_Saved data entries_:
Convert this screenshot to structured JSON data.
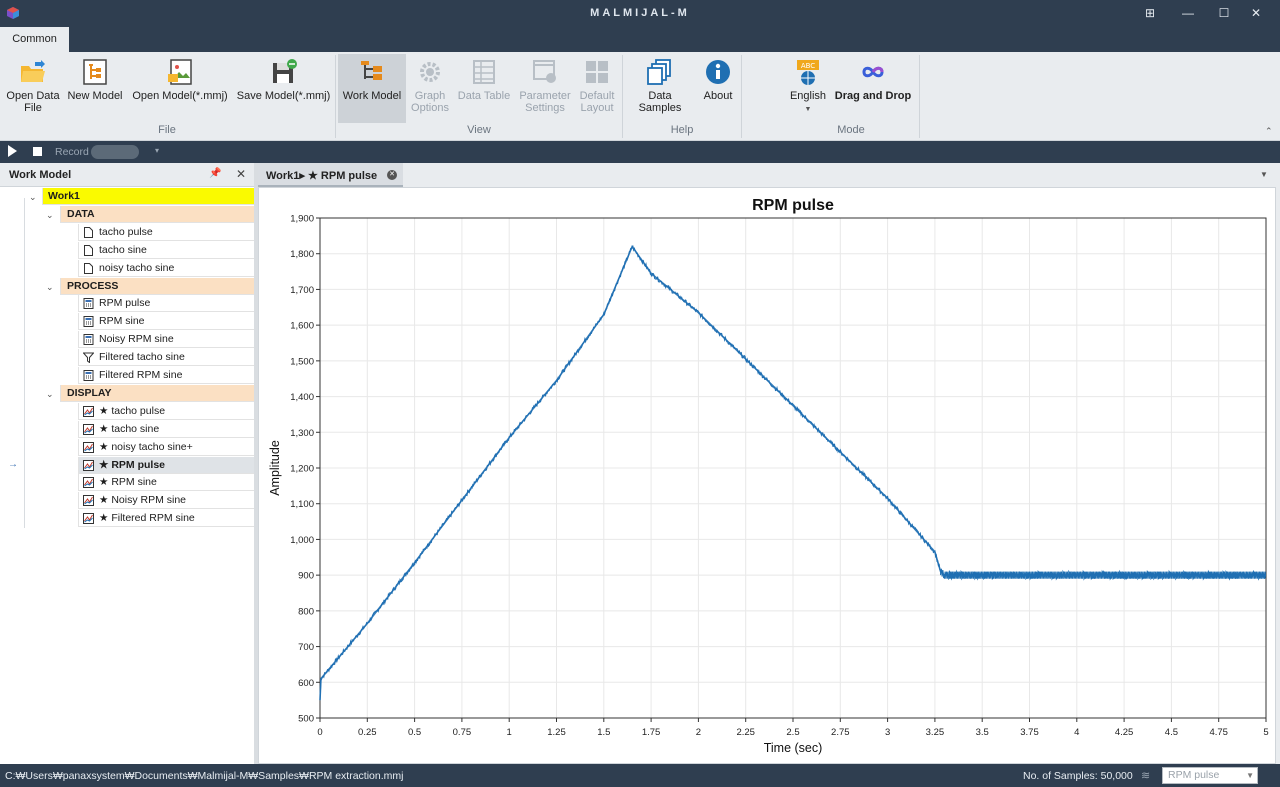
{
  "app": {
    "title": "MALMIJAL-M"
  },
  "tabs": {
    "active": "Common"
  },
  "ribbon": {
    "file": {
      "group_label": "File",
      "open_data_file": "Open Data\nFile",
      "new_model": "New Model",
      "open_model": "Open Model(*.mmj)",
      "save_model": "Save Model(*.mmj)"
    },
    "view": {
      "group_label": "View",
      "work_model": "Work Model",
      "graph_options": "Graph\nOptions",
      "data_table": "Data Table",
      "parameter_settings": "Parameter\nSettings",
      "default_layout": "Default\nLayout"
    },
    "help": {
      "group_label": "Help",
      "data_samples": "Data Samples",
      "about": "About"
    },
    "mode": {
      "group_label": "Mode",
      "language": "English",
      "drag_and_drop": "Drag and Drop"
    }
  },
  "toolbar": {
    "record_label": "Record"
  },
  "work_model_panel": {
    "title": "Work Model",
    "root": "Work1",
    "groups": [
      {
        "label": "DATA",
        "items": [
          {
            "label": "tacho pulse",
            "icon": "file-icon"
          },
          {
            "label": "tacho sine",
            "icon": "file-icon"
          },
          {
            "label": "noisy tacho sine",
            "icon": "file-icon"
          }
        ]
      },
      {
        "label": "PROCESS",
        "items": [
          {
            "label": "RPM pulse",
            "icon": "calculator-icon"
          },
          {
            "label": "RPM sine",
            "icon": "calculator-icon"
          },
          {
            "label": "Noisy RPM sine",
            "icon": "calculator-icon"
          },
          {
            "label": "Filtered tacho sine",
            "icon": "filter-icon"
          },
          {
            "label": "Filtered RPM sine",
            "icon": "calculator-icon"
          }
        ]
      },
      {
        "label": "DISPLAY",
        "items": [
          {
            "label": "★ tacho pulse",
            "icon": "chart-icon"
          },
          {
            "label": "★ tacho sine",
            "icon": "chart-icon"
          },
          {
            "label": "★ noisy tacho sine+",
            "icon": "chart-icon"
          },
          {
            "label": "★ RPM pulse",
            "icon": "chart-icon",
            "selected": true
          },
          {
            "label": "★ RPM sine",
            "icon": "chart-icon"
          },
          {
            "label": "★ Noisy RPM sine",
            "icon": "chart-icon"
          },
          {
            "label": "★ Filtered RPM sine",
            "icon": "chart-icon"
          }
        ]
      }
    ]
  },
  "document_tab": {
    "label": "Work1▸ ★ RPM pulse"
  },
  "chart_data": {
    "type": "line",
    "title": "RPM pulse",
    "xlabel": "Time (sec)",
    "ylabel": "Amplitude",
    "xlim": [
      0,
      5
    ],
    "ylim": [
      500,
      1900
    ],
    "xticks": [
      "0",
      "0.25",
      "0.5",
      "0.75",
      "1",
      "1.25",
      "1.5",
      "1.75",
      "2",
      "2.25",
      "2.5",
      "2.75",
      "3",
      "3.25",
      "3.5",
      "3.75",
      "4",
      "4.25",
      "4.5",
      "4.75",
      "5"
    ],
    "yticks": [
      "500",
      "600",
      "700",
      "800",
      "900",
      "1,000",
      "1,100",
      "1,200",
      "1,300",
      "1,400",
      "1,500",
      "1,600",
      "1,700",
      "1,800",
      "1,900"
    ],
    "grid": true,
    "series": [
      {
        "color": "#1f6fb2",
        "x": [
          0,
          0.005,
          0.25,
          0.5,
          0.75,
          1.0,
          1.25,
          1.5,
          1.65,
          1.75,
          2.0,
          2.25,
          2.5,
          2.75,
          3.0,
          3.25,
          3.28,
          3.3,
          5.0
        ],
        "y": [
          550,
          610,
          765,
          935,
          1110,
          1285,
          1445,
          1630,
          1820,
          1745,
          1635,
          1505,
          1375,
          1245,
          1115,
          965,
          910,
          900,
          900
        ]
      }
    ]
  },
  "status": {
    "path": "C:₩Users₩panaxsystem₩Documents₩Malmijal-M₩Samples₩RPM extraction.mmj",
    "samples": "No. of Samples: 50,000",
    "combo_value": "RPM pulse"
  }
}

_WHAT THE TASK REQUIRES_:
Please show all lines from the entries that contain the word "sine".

_EXPECTED OUTPUT_:
            "label": "tacho sine",
            "label": "noisy tacho sine",
            "label": "RPM sine",
            "label": "Noisy RPM sine",
            "label": "Filtered tacho sine",
            "label": "Filtered RPM sine",
            "label": "★ tacho sine",
            "label": "★ noisy tacho sine+",
            "label": "★ RPM sine",
            "label": "★ Noisy RPM sine",
            "label": "★ Filtered RPM sine",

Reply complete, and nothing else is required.